Your choice of chord progression can either help in the buildup of the drama or not. So, it will help if you carefully choose your chord progression when writing a song and follow these two tips:
First, Create That Home Base!
You can use the tonic chord as your home base or the point of return or resting place for the key. Afterward, you can build power by clearing the path toward the tonic or the resolution. Just like in the creation of a good story plot, you can first create a stable base or set up the mood, then make a departure from that setup to create the necessary tension that will lead back to the resolution and stable base.
It will help to remember that the chord progression should create that suspense and dissonance using that strategic movement away from the tonic. Then, it is further amplified by the movement back towards the tonic.
Consider the Natural Blend and Order of Chords
As you further enhance your songwriting skills, you will discover that some chords naturally seem to blend well with certain chords, as if they gravitate around each other. You can further understand this phenomenon if you carefully study the Circle of Fifths.
You will also intuitively learn that some chords seem to go together naturally. Using your ear, you can discover these chords and develop the chord progression that fits your song well.
Maximizing the Use of Chord Progressions in Your Songwriting
All the learnings you get about songwriting will never turn you into a Paul McCartney or a John Lennon. Yet, this lesson about chord progression will help you understand some rudiments of songwriting.

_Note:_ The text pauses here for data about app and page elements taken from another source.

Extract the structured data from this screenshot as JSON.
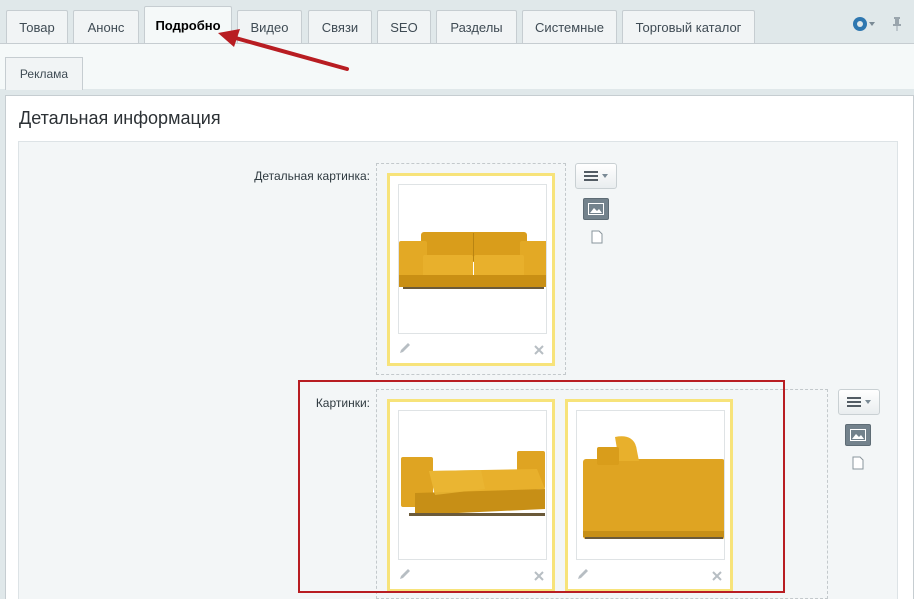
{
  "tabs": [
    {
      "label": "Товар"
    },
    {
      "label": "Анонс"
    },
    {
      "label": "Подробно"
    },
    {
      "label": "Видео"
    },
    {
      "label": "Связи"
    },
    {
      "label": "SEO"
    },
    {
      "label": "Разделы"
    },
    {
      "label": "Системные"
    },
    {
      "label": "Торговый каталог"
    }
  ],
  "active_tab": "Подробно",
  "subtabs": [
    {
      "label": "Реклама"
    }
  ],
  "section": {
    "title": "Детальная информация"
  },
  "fields": {
    "detail_picture": {
      "label": "Детальная картинка:"
    },
    "pictures": {
      "label": "Картинки:"
    }
  },
  "colors": {
    "accent": "#2f77b0",
    "card_border": "#f7e37a",
    "highlight_frame": "#b81d22",
    "arrow": "#b81d22",
    "sofa": "#e0a826"
  },
  "icons": {
    "settings": "gear-icon",
    "pin": "pin-icon",
    "menu": "menu-lines-icon",
    "image_mode": "image-icon",
    "file_mode": "file-icon",
    "edit": "pencil-icon",
    "delete": "close-icon"
  }
}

When I first began writing songs, I used to follow a method of finding the right chord progression for my new song first. When I have zeroed in on the right chord pattern, I set my hand to write the lyrics. Finding the right chord progression helps me come up with good melodies and lyrics.
I got acquainted, however, with a friend who afterward became the lead guitarist of my band. This friend has a different method of writing songs. He would first write the lyrics and then find the right chord progression for those lyrics, which is opposite my writing style method. Though we both have different songwriting approaches, we jived well and produced some of our band’s best songs.

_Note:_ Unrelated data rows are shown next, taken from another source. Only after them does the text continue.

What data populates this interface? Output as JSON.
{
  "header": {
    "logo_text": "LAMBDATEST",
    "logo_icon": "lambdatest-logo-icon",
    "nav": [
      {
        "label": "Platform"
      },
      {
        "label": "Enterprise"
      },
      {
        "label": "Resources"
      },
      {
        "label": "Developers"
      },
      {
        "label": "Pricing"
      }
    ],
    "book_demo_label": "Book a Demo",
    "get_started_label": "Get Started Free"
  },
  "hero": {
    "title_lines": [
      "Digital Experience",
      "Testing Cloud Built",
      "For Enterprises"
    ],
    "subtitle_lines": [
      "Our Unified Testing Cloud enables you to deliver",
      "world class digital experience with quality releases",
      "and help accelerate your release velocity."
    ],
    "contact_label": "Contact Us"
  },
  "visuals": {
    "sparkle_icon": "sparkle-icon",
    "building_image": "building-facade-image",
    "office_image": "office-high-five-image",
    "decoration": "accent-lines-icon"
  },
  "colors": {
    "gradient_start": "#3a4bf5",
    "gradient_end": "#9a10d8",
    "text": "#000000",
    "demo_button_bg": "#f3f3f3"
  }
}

There is a third songwriting method that we were able to develop as we collaborate in writing songs. This method involved combining the two methods of songwriting mentioned above. This method, of course, is also handy in coming up with good music. However, in all these three songwriting methods, chord progressions will always play a critical role in completing a song.